§ **INSTRUCTIONS TO FOLLOW**:
If a line of the data below contains the string "JavaScript脚本", count it, then state the total alone.

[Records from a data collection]
⁂

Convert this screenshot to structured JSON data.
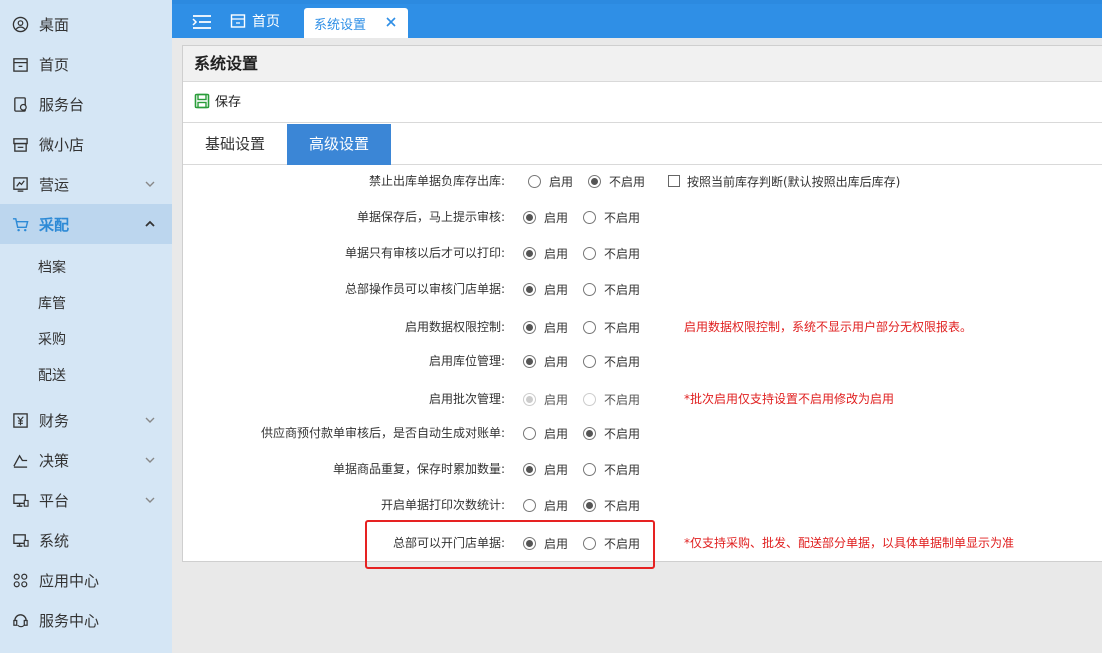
{
  "sidebar": {
    "items": [
      {
        "label": "桌面",
        "icon": "desktop-icon"
      },
      {
        "label": "首页",
        "icon": "home-icon"
      },
      {
        "label": "服务台",
        "icon": "service-desk-icon"
      },
      {
        "label": "微小店",
        "icon": "shop-icon"
      },
      {
        "label": "营运",
        "icon": "operations-icon"
      },
      {
        "label": "采配",
        "icon": "cart-icon"
      },
      {
        "label": "财务",
        "icon": "finance-icon"
      },
      {
        "label": "决策",
        "icon": "decision-icon"
      },
      {
        "label": "平台",
        "icon": "platform-icon"
      },
      {
        "label": "系统",
        "icon": "system-icon"
      },
      {
        "label": "应用中心",
        "icon": "app-center-icon"
      },
      {
        "label": "服务中心",
        "icon": "service-center-icon"
      }
    ],
    "subitems": [
      "档案",
      "库管",
      "采购",
      "配送"
    ]
  },
  "tabs": {
    "home": "首页",
    "active": "系统设置"
  },
  "panel": {
    "title": "系统设置",
    "save_label": "保存",
    "subtabs": [
      "基础设置",
      "高级设置"
    ]
  },
  "options": {
    "on": "启用",
    "off": "不启用"
  },
  "settings": [
    {
      "label": "禁止出库单据负库存出库:",
      "selected": "off",
      "extra_checkbox": "按照当前库存判断(默认按照出库后库存)"
    },
    {
      "label": "单据保存后，马上提示审核:",
      "selected": "on"
    },
    {
      "label": "单据只有审核以后才可以打印:",
      "selected": "on"
    },
    {
      "label": "总部操作员可以审核门店单据:",
      "selected": "on"
    },
    {
      "label": "启用数据权限控制:",
      "selected": "on",
      "note": "启用数据权限控制，系统不显示用户部分无权限报表。"
    },
    {
      "label": "启用库位管理:",
      "selected": "on"
    },
    {
      "label": "启用批次管理:",
      "selected": "on",
      "disabled": true,
      "note": "*批次启用仅支持设置不启用修改为启用"
    },
    {
      "label": "供应商预付款单审核后，是否自动生成对账单:",
      "selected": "off"
    },
    {
      "label": "单据商品重复，保存时累加数量:",
      "selected": "on"
    },
    {
      "label": "开启单据打印次数统计:",
      "selected": "off"
    },
    {
      "label": "总部可以开门店单据:",
      "selected": "on",
      "note": "*仅支持采购、批发、配送部分单据，以具体单据制单显示为准"
    }
  ],
  "colors": {
    "accent": "#2f8fe6",
    "sidebar_bg": "#d5e6f5",
    "note_red": "#e02020",
    "highlight_red": "#e62222",
    "save_green": "#2a9d3a"
  }
}
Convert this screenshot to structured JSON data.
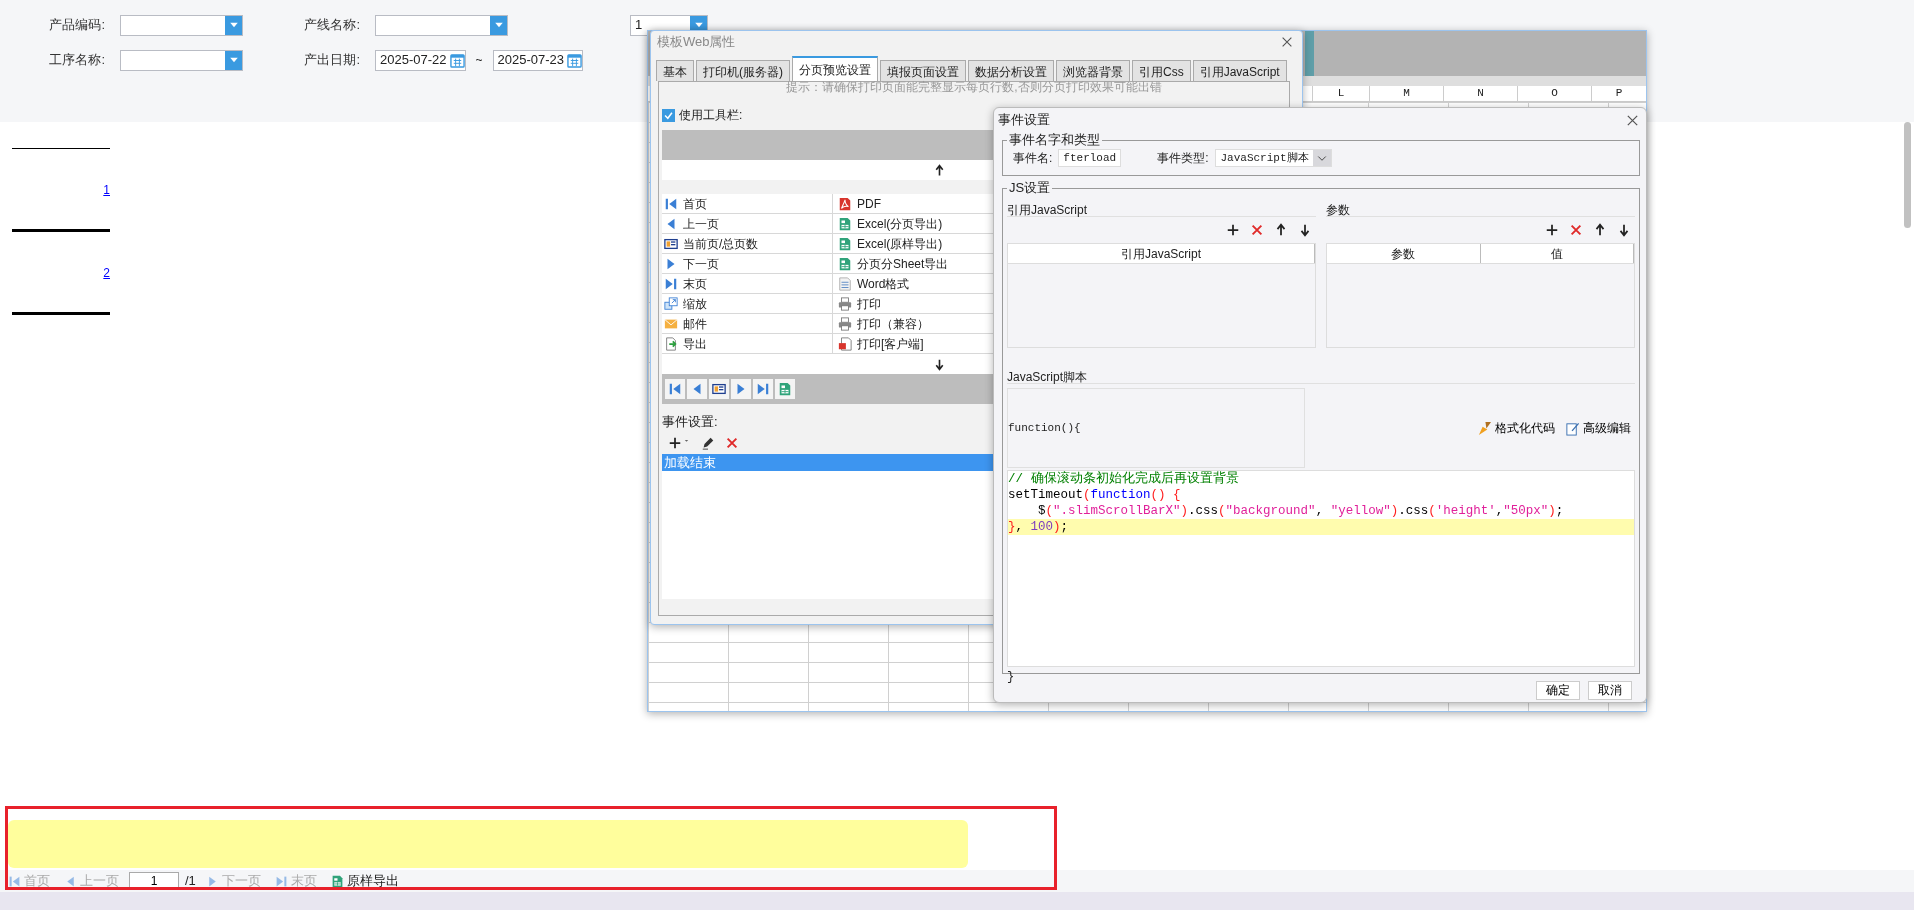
{
  "filters": {
    "row_1": [
      {
        "kind": "select",
        "label": "产品编码:"
      },
      {
        "kind": "select",
        "label": "产线名称:"
      },
      {
        "kind": "select",
        "value": "1"
      }
    ],
    "row_2": [
      {
        "kind": "select",
        "label": "工序名称:"
      },
      {
        "kind": "date_range",
        "label": "产出日期:",
        "from": "2025-07-22",
        "separator": "~",
        "to": "2025-07-23"
      }
    ]
  },
  "report_pages": [
    {
      "number": "1"
    },
    {
      "number": "2"
    }
  ],
  "designer": {
    "columns": [
      "L",
      "M",
      "N",
      "O",
      "P"
    ]
  },
  "web_dialog": {
    "title": "模板Web属性",
    "tabs": [
      {
        "label": "基本",
        "selected": false
      },
      {
        "label": "打印机(服务器)",
        "selected": false
      },
      {
        "label": "分页预览设置",
        "selected": true
      },
      {
        "label": "填报页面设置",
        "selected": false
      },
      {
        "label": "数据分析设置",
        "selected": false
      },
      {
        "label": "浏览器背景",
        "selected": false
      },
      {
        "label": "引用Css",
        "selected": false
      },
      {
        "label": "引用JavaScript",
        "selected": false
      }
    ],
    "hint": "提示：请确保打印页面能完整显示每页行数,否则分页打印效果可能出错",
    "use_toolbar": {
      "label": "使用工具栏:",
      "checked": true
    },
    "left_items": [
      {
        "kind": "first",
        "label": "首页"
      },
      {
        "kind": "prev",
        "label": "上一页"
      },
      {
        "kind": "pageinfo",
        "label": "当前页/总页数"
      },
      {
        "kind": "next",
        "label": "下一页"
      },
      {
        "kind": "last",
        "label": "末页"
      },
      {
        "kind": "zoom",
        "label": "缩放"
      },
      {
        "kind": "mail",
        "label": "邮件"
      },
      {
        "kind": "export",
        "label": "导出"
      }
    ],
    "right_items": [
      {
        "kind": "pdf",
        "label": "PDF"
      },
      {
        "kind": "excel",
        "label": "Excel(分页导出)"
      },
      {
        "kind": "excel",
        "label": "Excel(原样导出)"
      },
      {
        "kind": "excel",
        "label": "分页分Sheet导出"
      },
      {
        "kind": "word",
        "label": "Word格式"
      },
      {
        "kind": "print",
        "label": "打印"
      },
      {
        "kind": "print",
        "label": "打印（兼容）"
      },
      {
        "kind": "clientprint",
        "label": "打印[客户端]"
      }
    ],
    "events_label": "事件设置:",
    "events": [
      {
        "label": "加载结束",
        "selected": true
      }
    ]
  },
  "event_dialog": {
    "title": "事件设置",
    "name_type_legend": "事件名字和类型",
    "name_label": "事件名:",
    "name_value": "fterload",
    "type_label": "事件类型:",
    "type_value": "JavaScript脚本",
    "js_legend": "JS设置",
    "ref_title": "引用JavaScript",
    "ref_columns": [
      "引用JavaScript"
    ],
    "param_title": "参数",
    "param_columns": [
      "参数",
      "值"
    ],
    "script_title": "JavaScript脚本",
    "function_head": "function(){",
    "actions": [
      {
        "kind": "brush",
        "label": "格式化代码"
      },
      {
        "kind": "editdoc",
        "label": "高级编辑"
      }
    ],
    "code_lines": [
      {
        "highlighted": false,
        "tokens": [
          {
            "kind": "comment",
            "text": "// 确保滚动条初始化完成后再设置背景"
          }
        ]
      },
      {
        "highlighted": false,
        "tokens": [
          {
            "kind": "plain",
            "text": "setTimeout"
          },
          {
            "kind": "paren",
            "text": "("
          },
          {
            "kind": "keyword",
            "text": "function"
          },
          {
            "kind": "paren",
            "text": "() {"
          }
        ]
      },
      {
        "highlighted": false,
        "tokens": [
          {
            "kind": "plain",
            "text": "    $"
          },
          {
            "kind": "paren",
            "text": "("
          },
          {
            "kind": "string",
            "text": "\".slimScrollBarX\""
          },
          {
            "kind": "paren",
            "text": ")"
          },
          {
            "kind": "plain",
            "text": ".css"
          },
          {
            "kind": "paren",
            "text": "("
          },
          {
            "kind": "string",
            "text": "\"background\""
          },
          {
            "kind": "plain",
            "text": ", "
          },
          {
            "kind": "string",
            "text": "\"yellow\""
          },
          {
            "kind": "paren",
            "text": ")"
          },
          {
            "kind": "plain",
            "text": ".css"
          },
          {
            "kind": "paren",
            "text": "("
          },
          {
            "kind": "string",
            "text": "'height'"
          },
          {
            "kind": "plain",
            "text": ","
          },
          {
            "kind": "string",
            "text": "\"50px\""
          },
          {
            "kind": "paren",
            "text": ")"
          },
          {
            "kind": "plain",
            "text": ";"
          }
        ]
      },
      {
        "highlighted": true,
        "tokens": [
          {
            "kind": "paren",
            "text": "}"
          },
          {
            "kind": "plain",
            "text": ", "
          },
          {
            "kind": "number",
            "text": "100"
          },
          {
            "kind": "paren",
            "text": ")"
          },
          {
            "kind": "plain",
            "text": ";"
          }
        ]
      }
    ],
    "function_tail": "}",
    "buttons": [
      "确定",
      "取消"
    ]
  },
  "bottom_toolbar": [
    {
      "kind": "first",
      "label": "首页",
      "disabled": true
    },
    {
      "kind": "prev",
      "label": "上一页",
      "disabled": true
    },
    {
      "kind": "page_input",
      "value": "1"
    },
    {
      "kind": "page_total",
      "label": "/1"
    },
    {
      "kind": "next",
      "label": "下一页",
      "disabled": true
    },
    {
      "kind": "last",
      "label": "末页",
      "disabled": true
    },
    {
      "kind": "excel",
      "label": "原样导出",
      "disabled": false
    }
  ]
}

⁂

§ **PROBLEM SOLUTION**:
2